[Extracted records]
────────────────────
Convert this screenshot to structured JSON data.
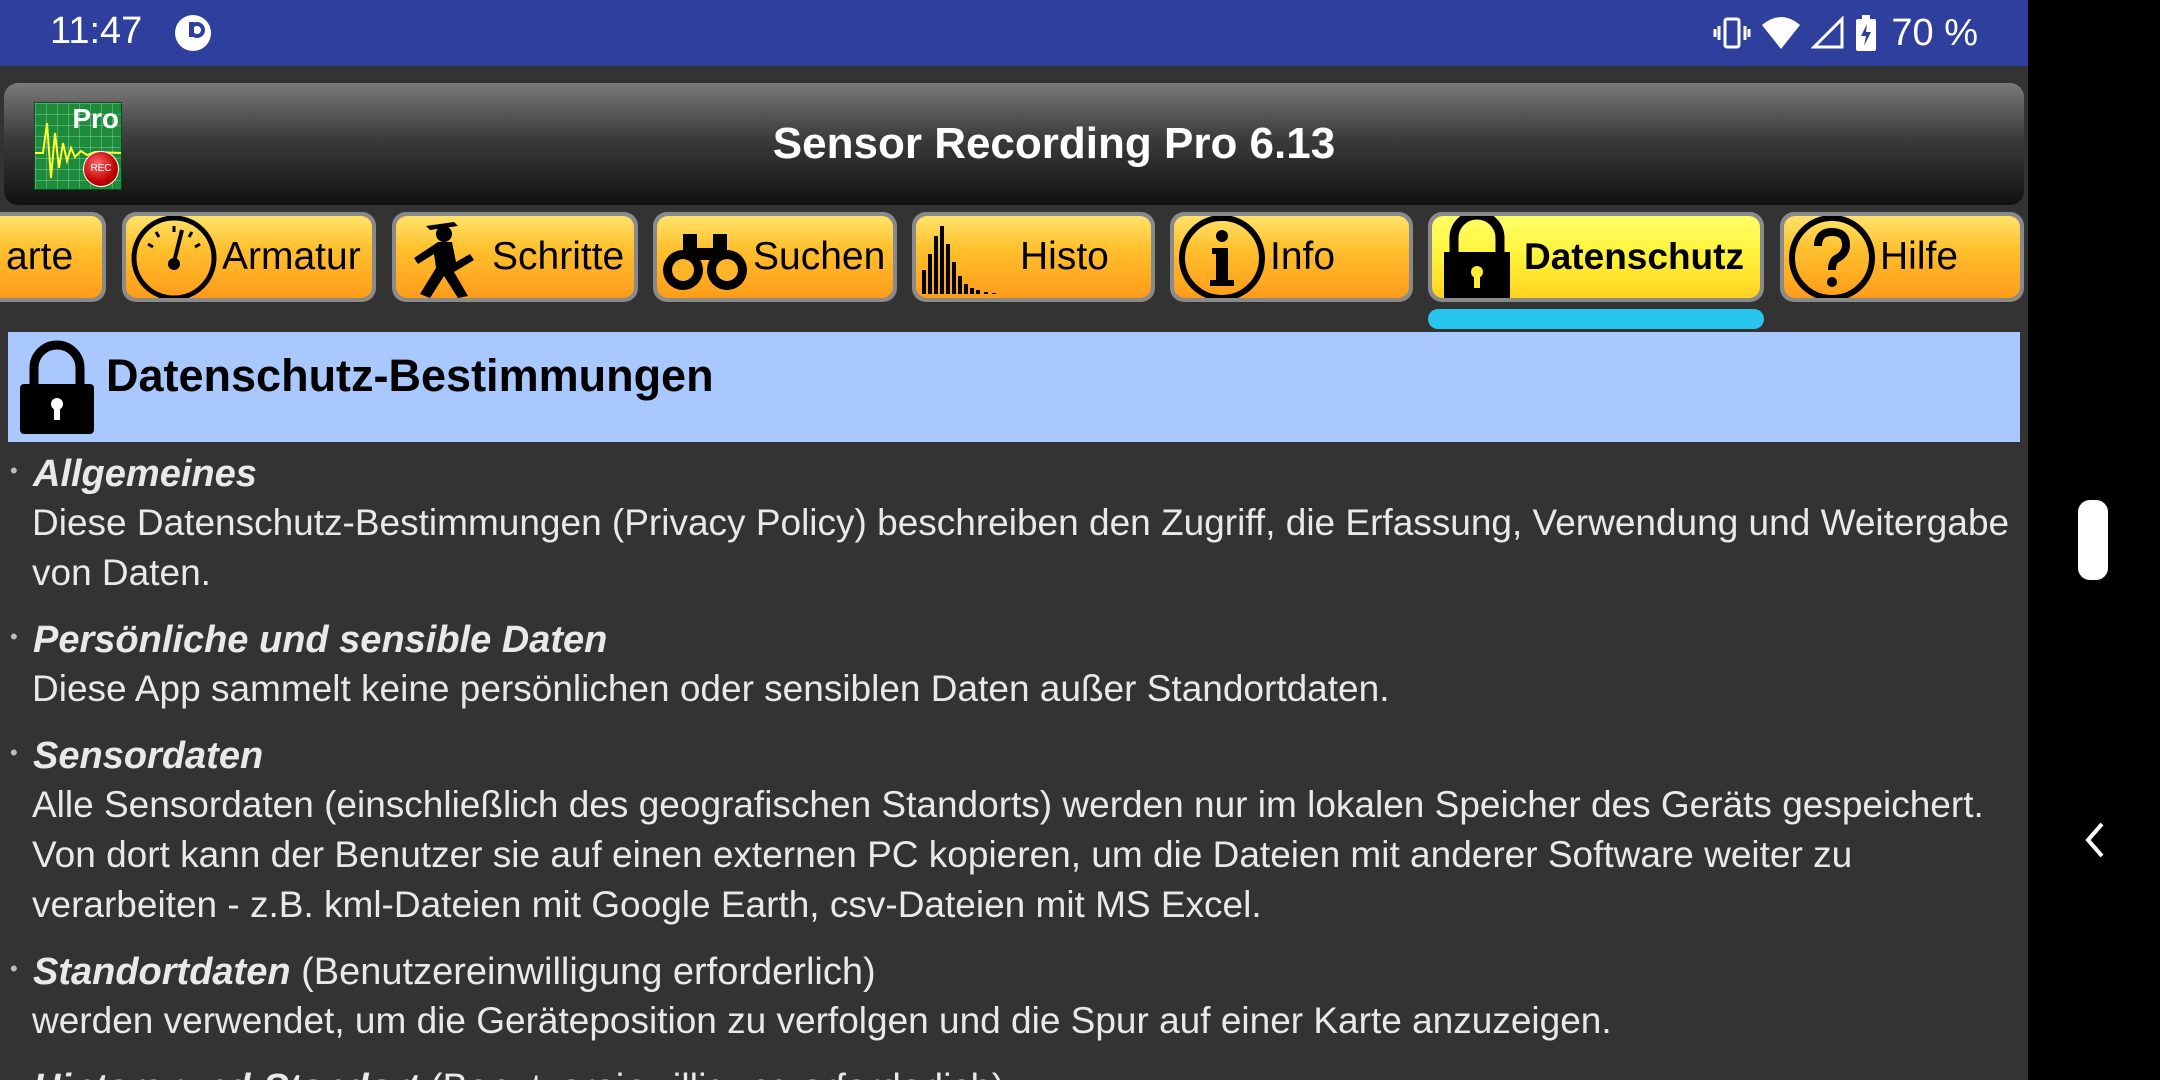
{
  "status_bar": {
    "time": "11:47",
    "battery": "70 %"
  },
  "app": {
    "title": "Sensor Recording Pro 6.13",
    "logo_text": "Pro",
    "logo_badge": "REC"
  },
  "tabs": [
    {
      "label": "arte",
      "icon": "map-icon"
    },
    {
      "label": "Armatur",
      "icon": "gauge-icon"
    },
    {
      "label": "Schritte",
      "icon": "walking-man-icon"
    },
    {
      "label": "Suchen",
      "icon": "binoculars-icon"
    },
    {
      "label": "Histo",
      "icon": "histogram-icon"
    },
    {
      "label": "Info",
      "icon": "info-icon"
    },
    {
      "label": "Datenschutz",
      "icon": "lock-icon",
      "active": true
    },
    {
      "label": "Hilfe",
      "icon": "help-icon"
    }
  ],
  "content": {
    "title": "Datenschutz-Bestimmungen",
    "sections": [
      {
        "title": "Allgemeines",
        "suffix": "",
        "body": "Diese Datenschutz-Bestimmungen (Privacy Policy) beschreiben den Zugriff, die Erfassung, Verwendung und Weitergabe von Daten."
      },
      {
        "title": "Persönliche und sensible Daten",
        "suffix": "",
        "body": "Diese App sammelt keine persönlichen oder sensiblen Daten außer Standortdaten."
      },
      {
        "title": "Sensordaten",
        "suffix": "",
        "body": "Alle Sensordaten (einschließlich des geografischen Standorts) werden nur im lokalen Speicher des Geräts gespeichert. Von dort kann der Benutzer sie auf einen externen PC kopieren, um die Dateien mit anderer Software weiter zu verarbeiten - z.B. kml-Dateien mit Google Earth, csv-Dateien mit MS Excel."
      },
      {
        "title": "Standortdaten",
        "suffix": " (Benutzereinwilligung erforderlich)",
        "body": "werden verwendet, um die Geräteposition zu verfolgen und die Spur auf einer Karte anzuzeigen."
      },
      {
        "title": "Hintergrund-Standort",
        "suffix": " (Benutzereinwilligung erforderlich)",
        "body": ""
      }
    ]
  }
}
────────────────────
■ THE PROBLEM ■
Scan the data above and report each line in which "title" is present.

■ FINAL ANSWER ■
    "title": "Sensor Recording Pro 6.13",
    "title": "Datenschutz-Bestimmungen",
        "title": "Allgemeines",
        "title": "Persönliche und sensible Daten",
        "title": "Sensordaten",
        "title": "Standortdaten",
        "title": "Hintergrund-Standort",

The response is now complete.